(Beginning of Task material)

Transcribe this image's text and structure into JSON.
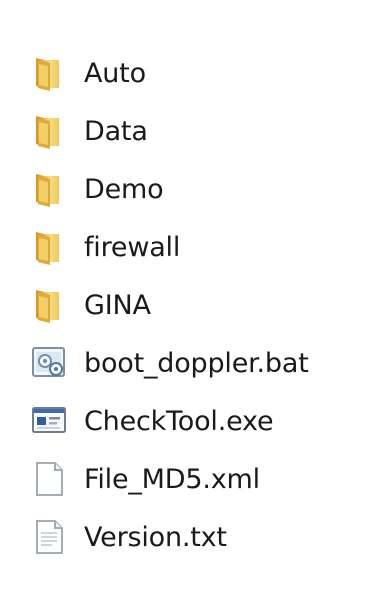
{
  "explorer": {
    "items": [
      {
        "name": "Auto",
        "type": "folder",
        "icon": "folder-icon"
      },
      {
        "name": "Data",
        "type": "folder",
        "icon": "folder-icon"
      },
      {
        "name": "Demo",
        "type": "folder",
        "icon": "folder-icon"
      },
      {
        "name": "firewall",
        "type": "folder",
        "icon": "folder-icon"
      },
      {
        "name": "GINA",
        "type": "folder",
        "icon": "folder-icon"
      },
      {
        "name": "boot_doppler.bat",
        "type": "batch",
        "icon": "batch-file-icon"
      },
      {
        "name": "CheckTool.exe",
        "type": "executable",
        "icon": "executable-icon"
      },
      {
        "name": "File_MD5.xml",
        "type": "xml",
        "icon": "document-icon"
      },
      {
        "name": "Version.txt",
        "type": "text",
        "icon": "text-document-icon"
      }
    ]
  }
}
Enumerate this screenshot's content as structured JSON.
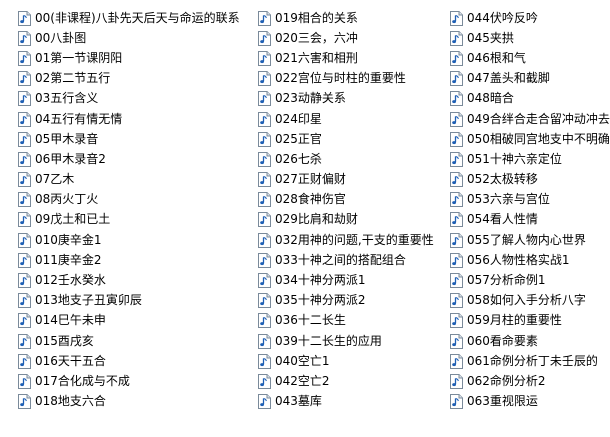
{
  "icons": {
    "file": "audio-file-icon"
  },
  "columns": [
    [
      "00(非课程)八卦先天后天与命运的联系",
      "00八卦图",
      "01第一节课阴阳",
      "02第二节五行",
      "03五行含义",
      "04五行有情无情",
      "05甲木录音",
      "06甲木录音2",
      "07乙木",
      "08丙火丁火",
      "09戊土和已土",
      "010庚辛金1",
      "011庚辛金2",
      "012壬水癸水",
      "013地支子丑寅卯辰",
      "014巳午未申",
      "015酉戌亥",
      "016天干五合",
      "017合化成与不成",
      "018地支六合"
    ],
    [
      "019相合的关系",
      "020三会，六冲",
      "021六害和相刑",
      "022宫位与时柱的重要性",
      "023动静关系",
      "024印星",
      "025正官",
      "026七杀",
      "027正财偏财",
      "028食神伤官",
      "029比肩和劫财",
      "032用神的问题,干支的重要性",
      "033十神之间的搭配组合",
      "034十神分两派1",
      "035十神分两派2",
      "036十二长生",
      "039十二长生的应用",
      "040空亡1",
      "042空亡2",
      "043墓库"
    ],
    [
      "044伏吟反吟",
      "045夹拱",
      "046根和气",
      "047盖头和截脚",
      "048暗合",
      "049合绊合走合留冲动冲去",
      "050相破同宫地支中不明确",
      "051十神六亲定位",
      "052太极转移",
      "053六亲与宫位",
      "054看人性情",
      "055了解人物内心世界",
      "056人物性格实战1",
      "057分析命例1",
      "058如何入手分析八字",
      "059月柱的重要性",
      "060看命要素",
      "061命例分析丁未壬辰的",
      "062命例分析2",
      "063重视限运"
    ]
  ]
}
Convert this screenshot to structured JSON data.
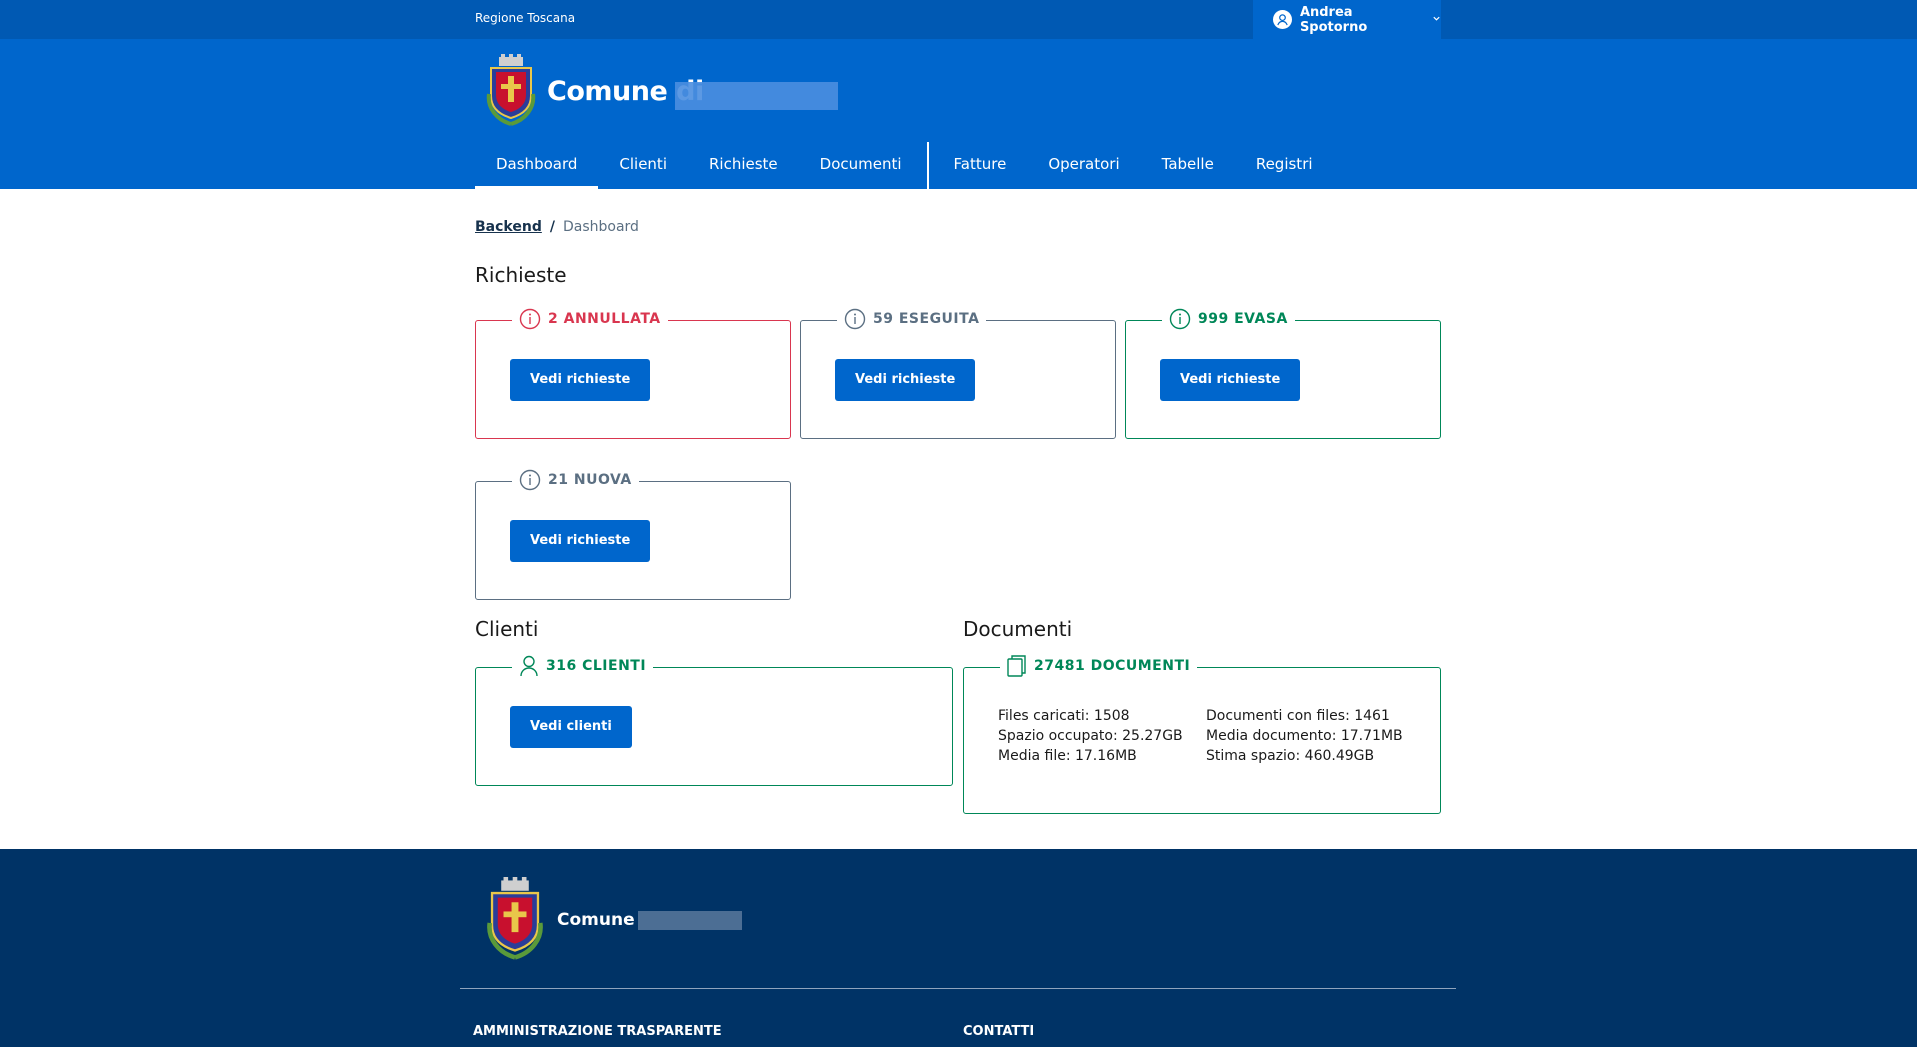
{
  "topbar": {
    "region": "Regione Toscana",
    "user_name": "Andrea Spotorno"
  },
  "header": {
    "title": "Comune di"
  },
  "nav": {
    "items": [
      "Dashboard",
      "Clienti",
      "Richieste",
      "Documenti",
      "Fatture",
      "Operatori",
      "Tabelle",
      "Registri"
    ],
    "active": "Dashboard"
  },
  "breadcrumb": {
    "root": "Backend",
    "current": "Dashboard"
  },
  "richieste": {
    "title": "Richieste",
    "cards": [
      {
        "label": "2 ANNULLATA",
        "button": "Vedi richieste",
        "color": "#d9364f"
      },
      {
        "label": "59 ESEGUITA",
        "button": "Vedi richieste",
        "color": "#5b6f82"
      },
      {
        "label": "999 EVASA",
        "button": "Vedi richieste",
        "color": "#008758"
      },
      {
        "label": "21 NUOVA",
        "button": "Vedi richieste",
        "color": "#5b6f82"
      }
    ]
  },
  "clienti": {
    "title": "Clienti",
    "label": "316 CLIENTI",
    "button": "Vedi clienti"
  },
  "documenti": {
    "title": "Documenti",
    "label": "27481 DOCUMENTI",
    "stats": [
      "Files caricati: 1508",
      "Documenti con files: 1461",
      "Spazio occupato: 25.27GB",
      "Media documento: 17.71MB",
      "Media file: 17.16MB",
      "Stima spazio: 460.49GB"
    ]
  },
  "footer": {
    "title": "Comune di",
    "col1": "AMMINISTRAZIONE TRASPARENTE",
    "col2": "CONTATTI"
  },
  "colors": {
    "topbar": "#0059b3",
    "header": "#0066cc",
    "footer": "#003366",
    "danger": "#d9364f",
    "success": "#008758",
    "neutral": "#5b6f82"
  }
}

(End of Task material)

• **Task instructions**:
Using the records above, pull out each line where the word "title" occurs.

• **Answer area**:
    "title": "Comune di"
    "title": "Richieste",
    "title": "Clienti",
    "title": "Documenti",
    "title": "Comune di",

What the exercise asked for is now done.